Determine the number of lines in the data that contain "JSON". Answer with that number only.

Stored items from a collection

···

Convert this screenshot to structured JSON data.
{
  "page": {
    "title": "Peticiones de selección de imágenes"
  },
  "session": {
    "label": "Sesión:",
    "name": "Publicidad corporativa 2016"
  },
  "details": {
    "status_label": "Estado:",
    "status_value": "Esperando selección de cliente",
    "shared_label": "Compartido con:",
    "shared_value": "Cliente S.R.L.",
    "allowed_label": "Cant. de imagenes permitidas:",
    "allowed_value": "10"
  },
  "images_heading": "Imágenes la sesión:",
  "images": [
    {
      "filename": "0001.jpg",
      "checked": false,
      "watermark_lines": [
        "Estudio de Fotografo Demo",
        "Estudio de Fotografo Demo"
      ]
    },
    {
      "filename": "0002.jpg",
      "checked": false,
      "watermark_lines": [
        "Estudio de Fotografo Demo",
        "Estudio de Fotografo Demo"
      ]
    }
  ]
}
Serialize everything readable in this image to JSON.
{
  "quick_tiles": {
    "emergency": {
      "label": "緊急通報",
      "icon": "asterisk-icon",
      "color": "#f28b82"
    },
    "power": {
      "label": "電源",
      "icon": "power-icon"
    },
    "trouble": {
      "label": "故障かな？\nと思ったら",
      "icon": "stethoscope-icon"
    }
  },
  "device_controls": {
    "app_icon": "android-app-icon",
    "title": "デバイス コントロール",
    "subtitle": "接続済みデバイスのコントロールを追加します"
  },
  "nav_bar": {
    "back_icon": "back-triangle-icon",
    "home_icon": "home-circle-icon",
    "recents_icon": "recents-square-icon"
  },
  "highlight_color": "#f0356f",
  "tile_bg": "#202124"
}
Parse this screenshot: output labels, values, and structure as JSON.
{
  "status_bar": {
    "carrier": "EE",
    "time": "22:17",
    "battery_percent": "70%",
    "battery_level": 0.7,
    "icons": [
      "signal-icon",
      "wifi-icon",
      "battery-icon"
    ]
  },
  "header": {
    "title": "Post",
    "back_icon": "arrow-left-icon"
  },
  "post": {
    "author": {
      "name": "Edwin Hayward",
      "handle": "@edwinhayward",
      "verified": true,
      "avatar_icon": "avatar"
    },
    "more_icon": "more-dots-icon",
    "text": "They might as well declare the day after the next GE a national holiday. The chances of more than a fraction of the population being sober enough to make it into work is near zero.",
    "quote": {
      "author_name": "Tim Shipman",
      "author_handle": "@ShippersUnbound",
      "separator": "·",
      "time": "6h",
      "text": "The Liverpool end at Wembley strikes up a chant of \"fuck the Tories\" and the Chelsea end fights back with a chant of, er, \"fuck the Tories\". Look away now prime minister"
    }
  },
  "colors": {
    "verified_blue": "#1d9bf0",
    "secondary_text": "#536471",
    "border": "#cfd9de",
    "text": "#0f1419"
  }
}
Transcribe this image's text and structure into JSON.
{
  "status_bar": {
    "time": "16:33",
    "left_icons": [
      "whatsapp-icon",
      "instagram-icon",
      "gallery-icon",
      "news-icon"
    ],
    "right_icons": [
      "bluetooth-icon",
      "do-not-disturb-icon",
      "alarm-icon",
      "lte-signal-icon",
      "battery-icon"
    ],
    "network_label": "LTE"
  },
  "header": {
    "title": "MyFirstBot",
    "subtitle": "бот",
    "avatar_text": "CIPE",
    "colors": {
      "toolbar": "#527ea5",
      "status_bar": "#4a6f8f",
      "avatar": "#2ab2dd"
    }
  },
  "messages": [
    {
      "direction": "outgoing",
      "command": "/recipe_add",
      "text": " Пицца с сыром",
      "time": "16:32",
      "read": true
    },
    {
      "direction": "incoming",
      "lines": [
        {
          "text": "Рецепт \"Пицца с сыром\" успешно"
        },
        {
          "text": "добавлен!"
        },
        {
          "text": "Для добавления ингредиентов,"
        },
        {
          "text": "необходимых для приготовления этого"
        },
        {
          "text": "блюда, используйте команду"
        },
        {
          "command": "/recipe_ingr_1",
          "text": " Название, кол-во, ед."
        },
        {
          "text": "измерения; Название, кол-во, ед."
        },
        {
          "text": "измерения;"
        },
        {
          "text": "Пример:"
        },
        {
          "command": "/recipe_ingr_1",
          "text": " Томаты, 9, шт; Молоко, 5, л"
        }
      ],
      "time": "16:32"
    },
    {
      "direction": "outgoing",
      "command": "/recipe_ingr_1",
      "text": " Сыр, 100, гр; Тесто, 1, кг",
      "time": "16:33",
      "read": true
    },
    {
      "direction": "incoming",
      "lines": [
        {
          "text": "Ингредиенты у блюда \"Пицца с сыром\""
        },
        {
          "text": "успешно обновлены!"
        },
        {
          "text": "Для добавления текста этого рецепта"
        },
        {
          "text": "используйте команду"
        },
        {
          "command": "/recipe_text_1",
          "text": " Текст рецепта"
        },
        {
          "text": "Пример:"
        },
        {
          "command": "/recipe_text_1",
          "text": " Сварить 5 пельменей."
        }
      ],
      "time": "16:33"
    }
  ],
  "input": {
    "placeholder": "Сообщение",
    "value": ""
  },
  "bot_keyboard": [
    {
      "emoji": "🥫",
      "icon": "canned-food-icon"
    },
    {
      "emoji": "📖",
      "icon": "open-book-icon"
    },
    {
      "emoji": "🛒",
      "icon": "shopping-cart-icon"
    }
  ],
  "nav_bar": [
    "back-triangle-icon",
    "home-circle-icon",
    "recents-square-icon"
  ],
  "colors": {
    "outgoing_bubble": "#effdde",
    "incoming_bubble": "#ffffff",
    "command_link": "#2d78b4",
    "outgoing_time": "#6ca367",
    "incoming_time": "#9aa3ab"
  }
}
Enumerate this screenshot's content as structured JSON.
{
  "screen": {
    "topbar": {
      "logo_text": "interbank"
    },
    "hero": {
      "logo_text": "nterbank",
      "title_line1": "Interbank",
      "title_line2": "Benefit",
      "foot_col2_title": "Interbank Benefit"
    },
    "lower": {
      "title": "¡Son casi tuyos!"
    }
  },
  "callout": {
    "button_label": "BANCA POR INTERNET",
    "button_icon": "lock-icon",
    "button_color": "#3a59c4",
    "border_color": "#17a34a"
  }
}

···

■ **RESPONSE TO THE TASK**: 5